- U.S. troops did "truly remarkable" things in Iraq, Austin says
- "Welcome home," Joint Chiefs chairman tells troops
- Tuesday's ceremony was the formal finale of the U.S. military mission in Iraq
- As many as 4,500 Americans were killed in the nearly 9-year war
The U.S. general who oversaw the withdrawal of American troops from Iraq returned home Tuesday with the flag that flew over Baghdad at the end of the war.
President Barack Obama and Vice President Joe Biden joined military leaders at the military's Joint Base Andrews outside Washington as Army Gen. Lloyd J. Austin III returned the United States Forces-Iraq command flag. The ceremony marks the formal conclusion of the conflict.
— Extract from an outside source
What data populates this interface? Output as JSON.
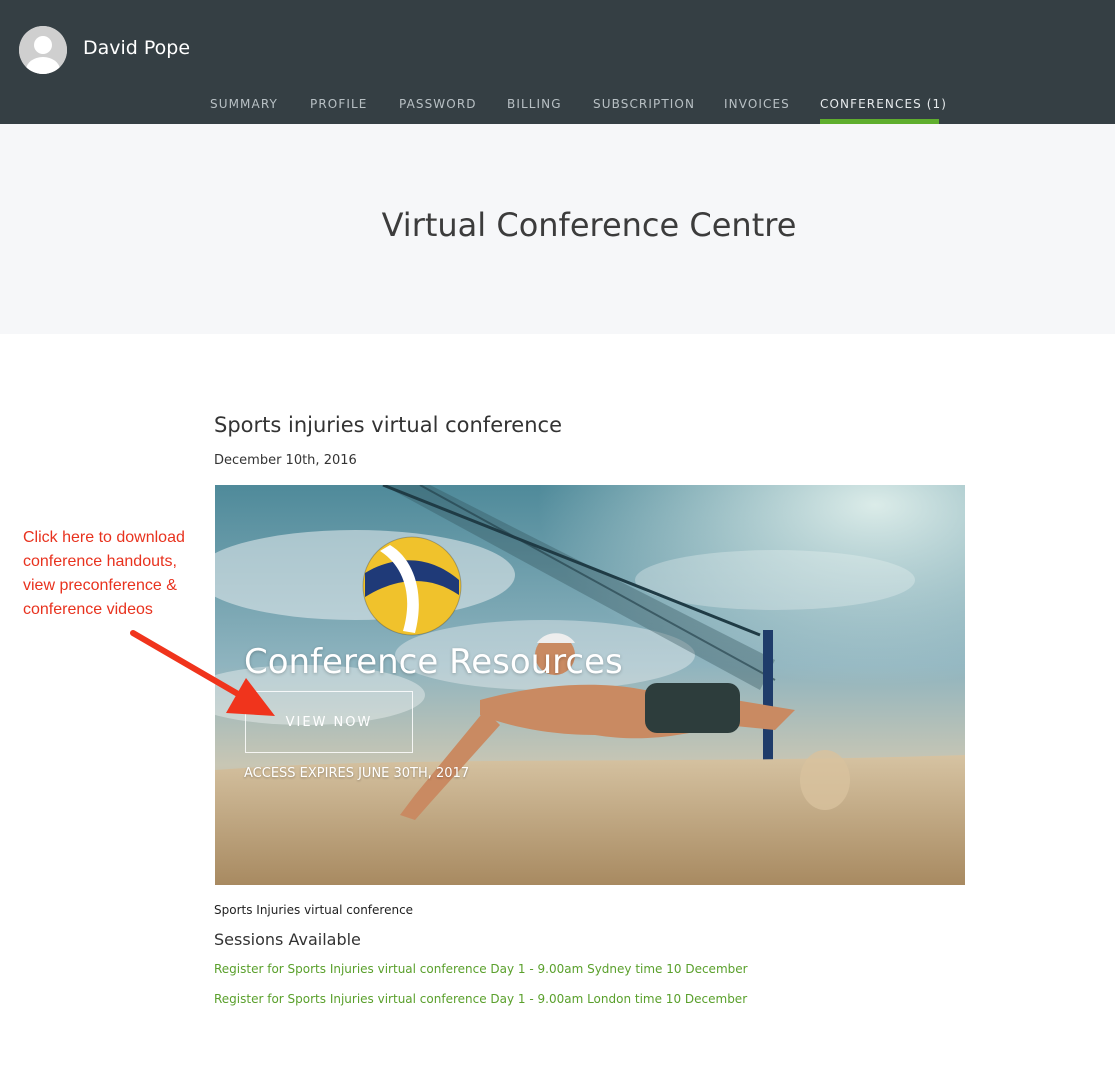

"Today, we bring home the colors to United States soil," the chairman of the Joint Chiefs of Staff, Gen. Martin Dempsey, said during Tuesday's commemoration. "At the same time, we embrace many of our own back into the fold just in time for the holidays. Welcome home."
Neither Obama nor Biden spoke at Tuesday's ceremony.
The last U.S. convoy left Iraq early Sunday, bringing an end to a nearly nine-year war that sharply divided the U.S. public. Nearly 4,500 U.S. troops died and more than 30,000 were wounded in the conflict, while estimates of the Iraqi toll run well above 100,000 dead.
"We lack the words to say what you feel on this day because, try as we may, we can never fully know it," Deputy Defense Secretary Ashton Carter told the families of those killed or wounded. "But we do know what your sacrifice means to us, to this nation and to a world that still depends so much on America for its security."
The standard that Austin presented in Tuesday's ceremony was the flag that was sheathed last week in a formal "casing of the colors" in Baghdad. He said U.S. troops, many of whom served multiple tours in Iraq, have achieved "truly remarkable" things.
"Together with our coalition partners and corps of dedicated civilians, they removed a brutal dictator and gave the Iraqi people their freedom," Austin said. "Their courage and their ability to adapt has enabled us to persevere through the darkest days of the insurgency, to create hope and to provide the Iraqis opportunities that they have not seen in their lifetime. And so now the stage has been set for Iraq's young democracy to emerge as a leader in what has been and what will continue to be a very dynamic region."
U.S. and allied troops, mostly British, invaded Iraq in March 2003 after accusing then-dictator Saddam Hussein of concealing banned stockpiles of chemical and biological weapons and efforts to build a nuclear bomb. Hussein's government quickly collapsed, but U.S. inspectors later found that Iraq had dismantled its weapons programs under U.N. sanctions in the 1990s.
The U.S. occupation quickly found itself battling an insurgency launched by the remnants of Hussein's regime. The Americans also faced Islamic jihadists loyal to an Iraq-based offshoot of al Qaeda and anti-American Shiite militias that U.S. commanders said were backed by neighboring Iran.
Iraq elected a new government in 2005, and Hussein was hanged in 2006. But soon afterward, sectarian warfare between Iraq's Shiite Arab majority and Sunni minority erupted after the bombing of the Shiite al-Askariya mosque, with thousands of bodies dumped in the streets of Baghdad and other cities for months.
That fighting subsided in 2007, after Washington poured about 30,000 more troops into Iraq and began supporting Sunni Arab groups that turned against the jihadists.
The new Iraq finds itself facing a political crisis within days of the American pullout, as Prime Minister Nuri al-Maliki's Shiite-dominated government accused the country's leading Sunni official of orchestrating bomb attacks against government and security officials. The powerful political bloc that draws support largely from Sunni and more secular Iraqis has announced it is boycotting Parliament, and its leaders accuse al-Maliki of trying to amass dictatorial power.